Finally when Justin was half a mile from the finish there was a radio to the director and everyone got riled up that he was minutes from finishing. He crossed the line while shattering the course record by over a half hour and posting one of the fastest 50k times in the nation thus far. He quickly became the icon of Vashon Island that day while multiple strangers came up to him to ask for a picture and congratulate him.
Ah, what a day so far! But it wasn't over, the most important racer was yet to finish - my dad.
We estimated my dad was probably at the tail end of his second lap. Justin got some water and refueled as much as his stomach could handle. We sped back to our friend's house to shower and pack up our stuff and made it back to the finish line to support the rest of the runners. 10 apple crumble bars later and probably an entire pizza and I felt like I was rolling around in the grass in gluttony while I waited for my dad. The six hour mark began creeping up on the clock and I wondered if my dad would funnel down the finish shoot soon. His goal was to get under seven hours, but he usually underestimates himself. He nicked the clock right before six hours and had a great finish as he continued running past the finish line. I went running to him in a flurry of excitement.
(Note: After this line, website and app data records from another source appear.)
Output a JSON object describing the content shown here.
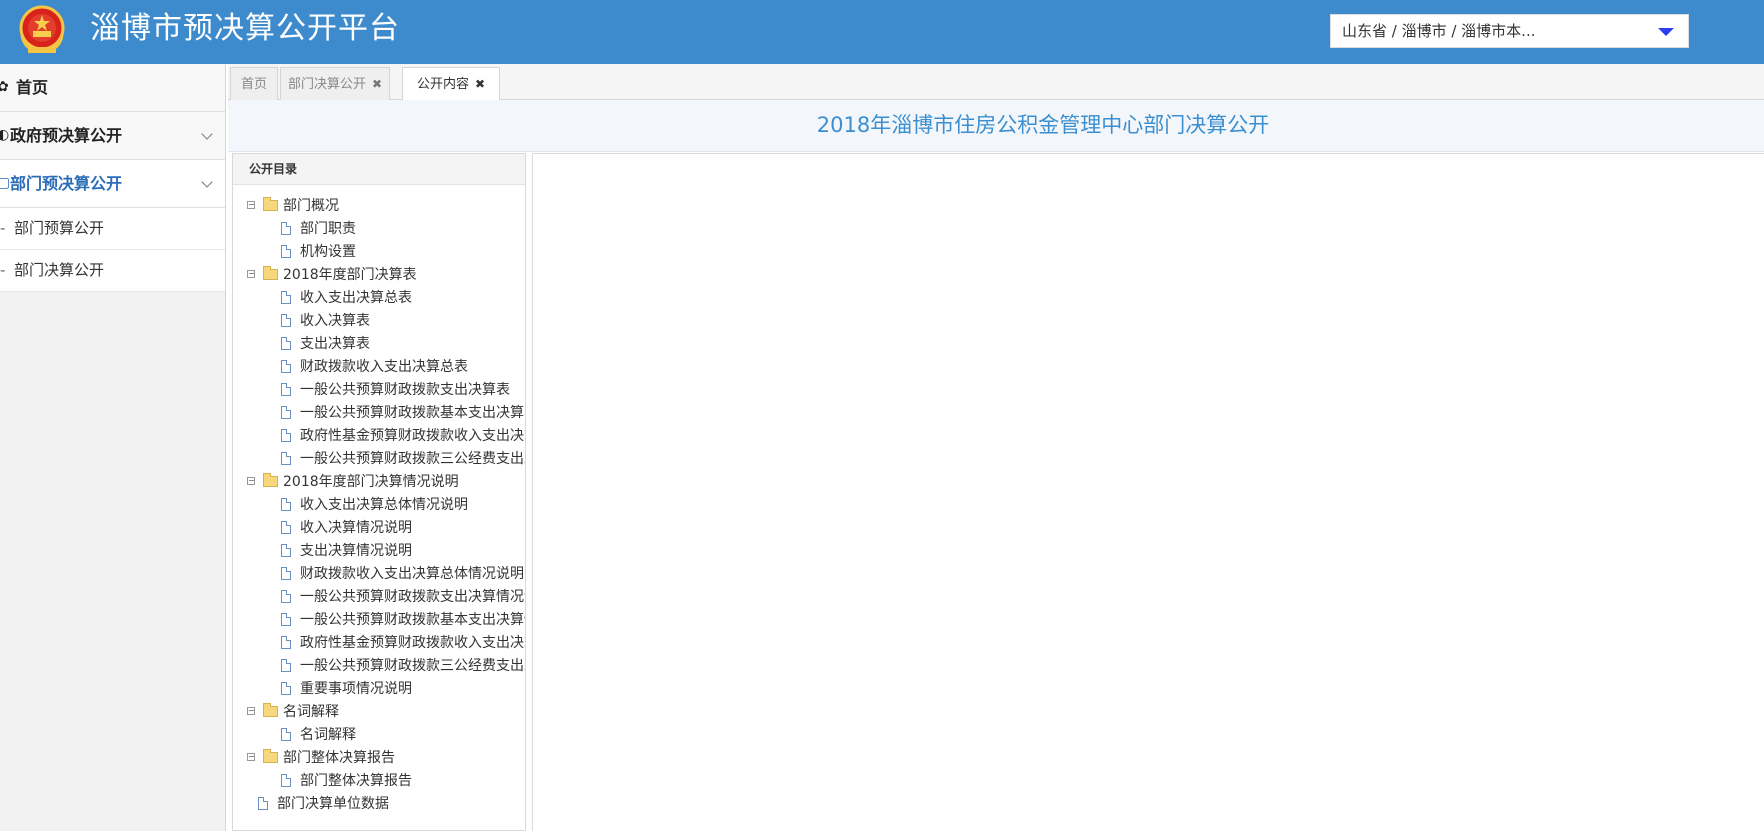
{
  "header": {
    "title": "淄博市预决算公开平台",
    "emblem_icon": "national-emblem",
    "region_select": {
      "value": "山东省 / 淄博市 / 淄博市本..."
    }
  },
  "sidebar": {
    "items": [
      {
        "label": "首页",
        "icon": "home-icon"
      },
      {
        "label": "政府预决算公开",
        "icon": "globe-icon"
      },
      {
        "label": "部门预决算公开",
        "icon": "document-icon",
        "active": true
      }
    ],
    "sub_items": [
      "部门预算公开",
      "部门决算公开"
    ]
  },
  "tabs": [
    {
      "label": "首页"
    },
    {
      "label": "部门决算公开"
    },
    {
      "label": "公开内容",
      "active": true
    }
  ],
  "content": {
    "title": "2018年淄博市住房公积金管理中心部门决算公开"
  },
  "tree": {
    "header": "公开目录",
    "nodes": [
      {
        "label": "部门概况",
        "type": "folder"
      },
      {
        "label": "部门职责",
        "type": "doc"
      },
      {
        "label": "机构设置",
        "type": "doc"
      },
      {
        "label": "2018年度部门决算表",
        "type": "folder"
      },
      {
        "label": "收入支出决算总表",
        "type": "doc"
      },
      {
        "label": "收入决算表",
        "type": "doc"
      },
      {
        "label": "支出决算表",
        "type": "doc"
      },
      {
        "label": "财政拨款收入支出决算总表",
        "type": "doc"
      },
      {
        "label": "一般公共预算财政拨款支出决算表",
        "type": "doc"
      },
      {
        "label": "一般公共预算财政拨款基本支出决算表",
        "type": "doc"
      },
      {
        "label": "政府性基金预算财政拨款收入支出决算表",
        "type": "doc"
      },
      {
        "label": "一般公共预算财政拨款三公经费支出决算表",
        "type": "doc"
      },
      {
        "label": "2018年度部门决算情况说明",
        "type": "folder"
      },
      {
        "label": "收入支出决算总体情况说明",
        "type": "doc"
      },
      {
        "label": "收入决算情况说明",
        "type": "doc"
      },
      {
        "label": "支出决算情况说明",
        "type": "doc"
      },
      {
        "label": "财政拨款收入支出决算总体情况说明",
        "type": "doc"
      },
      {
        "label": "一般公共预算财政拨款支出决算情况说明",
        "type": "doc"
      },
      {
        "label": "一般公共预算财政拨款基本支出决算情况说明",
        "type": "doc"
      },
      {
        "label": "政府性基金预算财政拨款收入支出决算情况说明",
        "type": "doc"
      },
      {
        "label": "一般公共预算财政拨款三公经费支出决算情况说明",
        "type": "doc"
      },
      {
        "label": "重要事项情况说明",
        "type": "doc"
      },
      {
        "label": "名词解释",
        "type": "folder"
      },
      {
        "label": "名词解释",
        "type": "doc"
      },
      {
        "label": "部门整体决算报告",
        "type": "folder"
      },
      {
        "label": "部门整体决算报告",
        "type": "doc"
      },
      {
        "label": "部门决算单位数据",
        "type": "doc-root"
      }
    ]
  }
}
He was gasping for air and looked at me and said "son of a bitch!"
It was a great day to be alive. As we all sat down at the dinner table that night, everyone was glowing on cloud nine from all the achievements made that day on Vashon Island.
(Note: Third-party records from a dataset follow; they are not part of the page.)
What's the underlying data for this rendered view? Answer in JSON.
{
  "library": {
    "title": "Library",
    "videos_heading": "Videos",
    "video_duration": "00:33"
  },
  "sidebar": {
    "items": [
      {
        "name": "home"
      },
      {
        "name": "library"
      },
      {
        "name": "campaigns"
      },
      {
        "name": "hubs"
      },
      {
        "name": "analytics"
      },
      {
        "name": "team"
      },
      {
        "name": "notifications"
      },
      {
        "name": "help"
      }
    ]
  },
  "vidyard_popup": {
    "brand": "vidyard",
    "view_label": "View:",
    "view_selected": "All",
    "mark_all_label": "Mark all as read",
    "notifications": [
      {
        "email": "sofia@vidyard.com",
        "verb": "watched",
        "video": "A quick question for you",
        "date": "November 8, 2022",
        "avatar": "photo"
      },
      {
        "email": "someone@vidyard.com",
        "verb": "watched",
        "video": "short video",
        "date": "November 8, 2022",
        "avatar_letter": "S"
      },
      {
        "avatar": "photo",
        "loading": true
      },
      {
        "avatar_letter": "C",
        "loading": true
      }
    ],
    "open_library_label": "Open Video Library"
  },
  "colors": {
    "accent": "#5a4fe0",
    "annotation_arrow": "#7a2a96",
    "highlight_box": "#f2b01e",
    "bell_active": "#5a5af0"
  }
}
A big thanks to race director Kevin Kim-Murphy and all the amazing volunteers on the course - including the family that set up an "unofficial aid station" with salted watermelon and water. Thanks to all the local vendors who pulled together an incredible food spread and a massage tent for all the runners.
My husband and I are outdoor travel junkies who like to spend our free time experiencing nature and new cultures. On Sweet World Travels you will find stories of our adventures, our lives as health care practitioners, and the communities we serve in our travels.